I have this theory about becoming elderly. That in the end of one’s life, all the pretenses dissolve and the world is left with the truest form of what a person has been creating with all his time and effort. Like alcohol or narcotics, old age is an un-inhibitor. It leaves us to ourselves – to our demons, to our healing, to whatever has made it down to our deepest depths and stuck there. One day the world around me will see what I have done with all my years and what is most important to me. They will see the heart I have cultivated over a lifetime.
I decide every day what kind of heart that will be, what I’ll be left with when my mind is not so sharp, when my hands are tired. If I neglect to form with intention I will be left with something meaningless. Or I can allow shame to whittle it away, leave me weak and unsure. I can let fear keep me from ever forming it at all or anger cause me to hack away the best parts.

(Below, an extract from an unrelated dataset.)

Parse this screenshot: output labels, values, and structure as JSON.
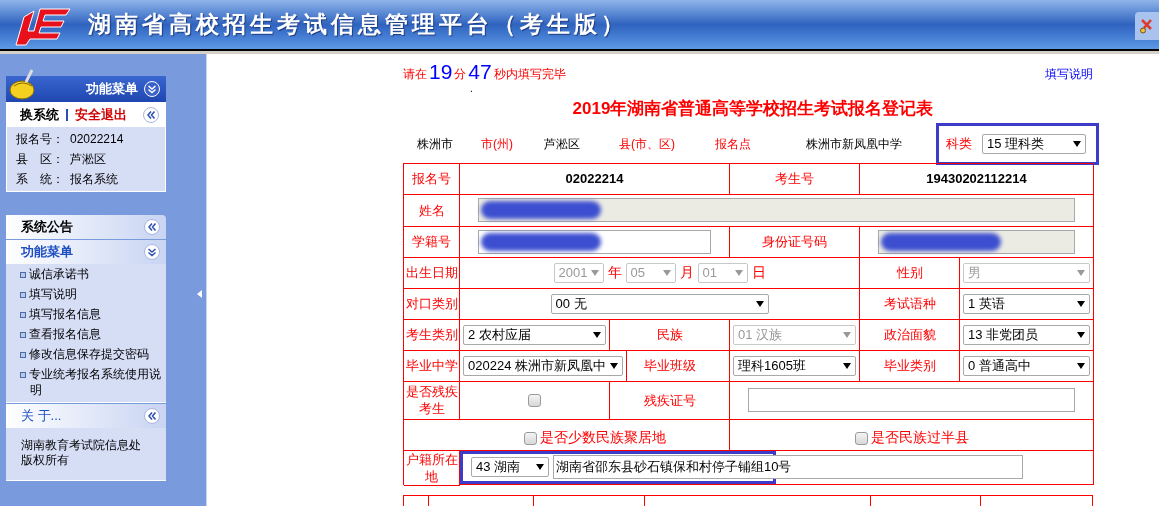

But I can let love guide me, too, and form something worth sharing, worth showing off. I can form with integrity and vision, gather skill as I learn how to handle my particular lump of material.
Whatever fuels me, the work happens in tiny increments. When coffee isn’t made in the morning and the kids have gotten an early start on their whining quota and the head is aching a little from some genius’ bright idea to change the damn clocks because he clearly didn’t have children – those are the moments I have to decide what I’m creating. I made a few sloppy strikes today.
This is me trying to smooth those out a bit. This is my grace – that I’m still learning even while I’m tasked with showing my favorite people in the whole world how to be human, how to form a heart.
Because while I’m doing this thing in front of these guys, I’m also giving them the tools to form who they’re going to be and I don’t want to give them shotty tools. I saw my quick temper in that sweet little brown-eyed boy and realized it’s my responsibility to help him deal with what I contributed to his DNA (so sorry, darling, that one’s mine). Gabe and I are the closest thing they’ve got to an Owner’s Manual for their emotions and tendencies and the worldview we will unavoidably hand down to them despite our best efforts.
So there has to be a lot of grace… Because I do fail a lot, but I’m still at it. I’m still picking up the labor every day and trying to do just a little bit better than the day before. I’m still here, still in. My children will learn a lot from how I treat them when they screw up, but they will probably learn more from how I treat myself when I screw up. And how I treat the people I hurt when I screw up. So we do lots of apologies around here – I do lots of apologies – and I try to be real with myself about what kind of heart I’m creating.
And I’m not doing this alone – there is an endless chain of mercies and respites and all the good and perfect gifts coming from a God conspiring to my benefit. There is the miracle of family – including the ones who choose to be – who do not leave even when there is nothing to say, who talk me off ledges or dangle their feet along with me. There are the many varied ways my children take my heart into their hands and leave their impressions like master sculptors. There is the man. Oh, I love the man.
But ultimately, it’s mine. I hope I stick around long enough to show my handiwork, but more than that, I hope that by the time I get there I have made it a good one.